The NSW Department of Education is working with the NDIA to ensure children and young people, and their families and carers are able to make effective use of services and support provided through the NDIS.
The NDIS provides an opportunity to increase early supports to people in correctional centres, juvenile justice centres, and community-based criminal justice programs. Early intervention will help people with disability reduce or avoid contact with the criminal justice system.
The New South Wales criminal justice system relies on specialist disability services to provide supports for people with disability before, during, and after coming into contact with the justice system.
Successful collaboration between Justice and the NDIS will enable people with disability to fully participate in the police and court processes and successfully take part in intervention and prevention programs.
The Department of Justice NSW provides offenders with disability in custody with the necessary equipment or disability supports that will help them to participate in prison life and access rehabilitation programs.
Currently, before release from prison, Corrective Services staff work with Ageing, Disability and Home Care to plan appropriate supports for an offender when they move into the community. When the NDIS is available, people will be assisted to access the scheme and to plan for supports after prison.
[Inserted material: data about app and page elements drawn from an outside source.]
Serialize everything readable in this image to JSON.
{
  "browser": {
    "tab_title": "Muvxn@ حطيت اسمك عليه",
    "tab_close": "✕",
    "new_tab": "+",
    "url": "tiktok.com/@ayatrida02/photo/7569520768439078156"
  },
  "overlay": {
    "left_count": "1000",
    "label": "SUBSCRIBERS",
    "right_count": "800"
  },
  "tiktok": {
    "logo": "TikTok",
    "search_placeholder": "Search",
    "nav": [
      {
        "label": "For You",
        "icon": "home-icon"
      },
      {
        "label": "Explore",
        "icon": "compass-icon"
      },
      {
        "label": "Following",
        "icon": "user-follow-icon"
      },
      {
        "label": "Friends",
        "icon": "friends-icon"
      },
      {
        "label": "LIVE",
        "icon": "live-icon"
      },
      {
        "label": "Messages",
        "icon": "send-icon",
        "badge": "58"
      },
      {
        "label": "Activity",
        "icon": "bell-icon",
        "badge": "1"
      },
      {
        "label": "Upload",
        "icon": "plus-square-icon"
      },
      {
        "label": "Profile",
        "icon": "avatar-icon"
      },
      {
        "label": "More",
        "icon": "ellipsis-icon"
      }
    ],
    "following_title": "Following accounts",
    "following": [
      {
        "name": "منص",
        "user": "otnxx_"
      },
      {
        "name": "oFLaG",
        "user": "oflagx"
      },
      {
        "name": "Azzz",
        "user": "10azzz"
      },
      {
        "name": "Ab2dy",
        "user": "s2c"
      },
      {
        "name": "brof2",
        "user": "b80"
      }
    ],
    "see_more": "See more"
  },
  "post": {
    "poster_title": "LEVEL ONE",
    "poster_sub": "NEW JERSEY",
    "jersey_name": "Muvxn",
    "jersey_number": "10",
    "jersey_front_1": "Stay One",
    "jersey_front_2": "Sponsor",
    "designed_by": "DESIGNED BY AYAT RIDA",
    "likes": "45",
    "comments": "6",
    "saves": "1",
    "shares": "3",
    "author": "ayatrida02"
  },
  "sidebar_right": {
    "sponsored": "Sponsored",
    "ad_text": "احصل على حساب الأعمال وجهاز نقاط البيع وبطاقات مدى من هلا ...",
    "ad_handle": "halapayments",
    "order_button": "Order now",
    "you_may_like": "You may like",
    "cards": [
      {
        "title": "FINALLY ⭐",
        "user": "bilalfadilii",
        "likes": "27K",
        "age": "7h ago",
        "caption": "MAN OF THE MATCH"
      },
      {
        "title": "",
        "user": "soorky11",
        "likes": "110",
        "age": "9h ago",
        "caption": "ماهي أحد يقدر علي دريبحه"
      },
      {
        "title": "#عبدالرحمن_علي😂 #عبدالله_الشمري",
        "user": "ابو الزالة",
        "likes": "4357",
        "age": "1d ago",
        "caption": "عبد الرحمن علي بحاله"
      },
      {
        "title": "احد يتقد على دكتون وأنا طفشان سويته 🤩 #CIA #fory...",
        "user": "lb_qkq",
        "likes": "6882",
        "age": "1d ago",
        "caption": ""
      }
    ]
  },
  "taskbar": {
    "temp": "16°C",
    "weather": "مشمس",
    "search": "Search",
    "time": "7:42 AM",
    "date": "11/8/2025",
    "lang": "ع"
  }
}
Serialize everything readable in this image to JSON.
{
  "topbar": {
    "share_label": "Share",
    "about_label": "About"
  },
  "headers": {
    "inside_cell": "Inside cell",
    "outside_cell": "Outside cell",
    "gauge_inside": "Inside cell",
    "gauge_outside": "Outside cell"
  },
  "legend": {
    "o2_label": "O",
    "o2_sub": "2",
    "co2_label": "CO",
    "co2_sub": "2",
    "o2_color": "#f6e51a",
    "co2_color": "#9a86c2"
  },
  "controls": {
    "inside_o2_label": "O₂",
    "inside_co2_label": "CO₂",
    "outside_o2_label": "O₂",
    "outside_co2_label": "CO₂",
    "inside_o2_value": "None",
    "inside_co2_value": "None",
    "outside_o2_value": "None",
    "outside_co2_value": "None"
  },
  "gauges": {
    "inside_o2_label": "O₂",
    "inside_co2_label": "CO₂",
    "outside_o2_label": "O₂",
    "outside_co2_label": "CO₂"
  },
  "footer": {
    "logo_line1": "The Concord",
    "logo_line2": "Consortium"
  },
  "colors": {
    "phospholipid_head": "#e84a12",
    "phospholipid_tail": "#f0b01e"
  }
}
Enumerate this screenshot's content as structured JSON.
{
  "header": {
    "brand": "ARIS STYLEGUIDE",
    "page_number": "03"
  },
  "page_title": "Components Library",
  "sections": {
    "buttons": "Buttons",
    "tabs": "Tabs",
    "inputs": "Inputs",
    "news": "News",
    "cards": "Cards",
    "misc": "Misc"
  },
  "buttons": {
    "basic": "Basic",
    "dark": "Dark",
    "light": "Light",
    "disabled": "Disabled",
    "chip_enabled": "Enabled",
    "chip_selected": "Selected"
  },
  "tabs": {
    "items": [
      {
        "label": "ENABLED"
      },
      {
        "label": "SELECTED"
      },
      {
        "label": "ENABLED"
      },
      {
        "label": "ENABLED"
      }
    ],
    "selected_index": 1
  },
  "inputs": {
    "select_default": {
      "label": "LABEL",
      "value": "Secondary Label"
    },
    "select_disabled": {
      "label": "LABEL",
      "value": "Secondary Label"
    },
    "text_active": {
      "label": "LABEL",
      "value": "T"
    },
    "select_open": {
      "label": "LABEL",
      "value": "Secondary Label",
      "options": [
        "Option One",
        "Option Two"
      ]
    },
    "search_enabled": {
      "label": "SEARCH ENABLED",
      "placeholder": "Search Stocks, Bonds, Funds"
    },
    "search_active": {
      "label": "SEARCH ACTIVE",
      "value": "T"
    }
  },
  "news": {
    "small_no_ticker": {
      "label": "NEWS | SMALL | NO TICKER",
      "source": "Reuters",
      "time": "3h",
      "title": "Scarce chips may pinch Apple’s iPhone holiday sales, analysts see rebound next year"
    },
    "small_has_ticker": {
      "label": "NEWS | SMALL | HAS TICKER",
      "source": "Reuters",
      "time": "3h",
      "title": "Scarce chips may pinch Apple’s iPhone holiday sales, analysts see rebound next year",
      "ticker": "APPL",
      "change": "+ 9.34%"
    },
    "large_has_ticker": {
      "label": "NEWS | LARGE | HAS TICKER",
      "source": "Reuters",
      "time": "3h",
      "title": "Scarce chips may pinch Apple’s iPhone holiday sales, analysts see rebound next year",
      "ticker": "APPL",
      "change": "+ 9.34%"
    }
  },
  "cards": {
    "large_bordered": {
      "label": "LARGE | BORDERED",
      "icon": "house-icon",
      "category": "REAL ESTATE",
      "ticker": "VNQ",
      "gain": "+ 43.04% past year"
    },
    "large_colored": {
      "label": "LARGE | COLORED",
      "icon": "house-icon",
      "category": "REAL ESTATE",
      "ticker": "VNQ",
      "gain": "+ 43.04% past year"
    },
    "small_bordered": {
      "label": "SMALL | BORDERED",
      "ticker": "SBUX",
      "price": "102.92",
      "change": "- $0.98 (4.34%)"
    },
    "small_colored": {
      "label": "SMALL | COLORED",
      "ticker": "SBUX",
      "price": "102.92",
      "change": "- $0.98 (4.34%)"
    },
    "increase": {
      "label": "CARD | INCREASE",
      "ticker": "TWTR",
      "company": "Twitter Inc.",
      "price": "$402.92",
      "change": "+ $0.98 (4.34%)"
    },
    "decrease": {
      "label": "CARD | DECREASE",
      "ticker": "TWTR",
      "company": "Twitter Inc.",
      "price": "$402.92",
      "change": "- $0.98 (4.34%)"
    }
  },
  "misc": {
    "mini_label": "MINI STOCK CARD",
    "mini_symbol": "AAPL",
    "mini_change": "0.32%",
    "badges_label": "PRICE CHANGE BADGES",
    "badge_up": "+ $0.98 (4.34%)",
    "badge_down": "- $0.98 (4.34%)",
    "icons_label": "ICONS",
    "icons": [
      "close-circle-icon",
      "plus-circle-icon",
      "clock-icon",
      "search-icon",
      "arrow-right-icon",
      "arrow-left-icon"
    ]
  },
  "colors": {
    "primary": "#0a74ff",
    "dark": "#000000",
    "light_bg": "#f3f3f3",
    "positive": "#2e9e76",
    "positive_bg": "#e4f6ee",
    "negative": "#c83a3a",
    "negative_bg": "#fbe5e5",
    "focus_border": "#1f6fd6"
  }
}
Corrective Services and ADHC also work together to help people with disability in community-based justice programs access supports that will enable them to carry out any orders or conditions and to live a full life in the community.
When the NDIS is available, staff will provide advice and information about the NDIS and may assist the person to access the NDIS.
- free confidential face to face legal advice on most legal issues
- legal representation for eligible clients, provided through duty services and case grants for ongoing representation
- family dispute resolution services to parties in a family law dispute
- free workshops and webinars for the public and community organisations
- free legal information written in plain English to help people resolve their legal problems
- specialist services for particular groups in the community.
Legal Aid NSW also runs Law for Community Workers workshops on the NDIS which cover:
- An overview of the NDIS
- who is eligible for NDIS assistance and the type of support a person is eligible for
- appeal rights and challenging decisions of the NDIA
- where to get legal help.
NSW Civil and Administrative Tribunal (Guardianship Division)
The Guardianship Division is a specialist disability section within the NSW Civil and Administrative Tribunal. The Division conducts hearings to determine applications about adults with a decision-making disability who cannot make their own decisions and who may require a legally-appointed substitute decision maker.
The Guardianship Division considers applications about people who are in New South Wales or who have property or other financial assets in the state.
The Guardianship Act 1987 sets out the limits of its responsibilities and functions and the principles to be applied when making decisions.
Under the NDIS principle of supported decision-making, there may be no need for NCAT to appoint a nominee, guardian or financial manager if:
- an NDIS plan has been established,
- a positive relationship with the service provider exists, and
- services can be obtained informally.
Where a person does not have the capacity to undertake the tasks required by the scheme – such as the management of their own plan – a nominee may be appointed by the NDIA. The decision to appoint or not to appoint a nominee can be appealed to the Administrative Appeals Tribunal.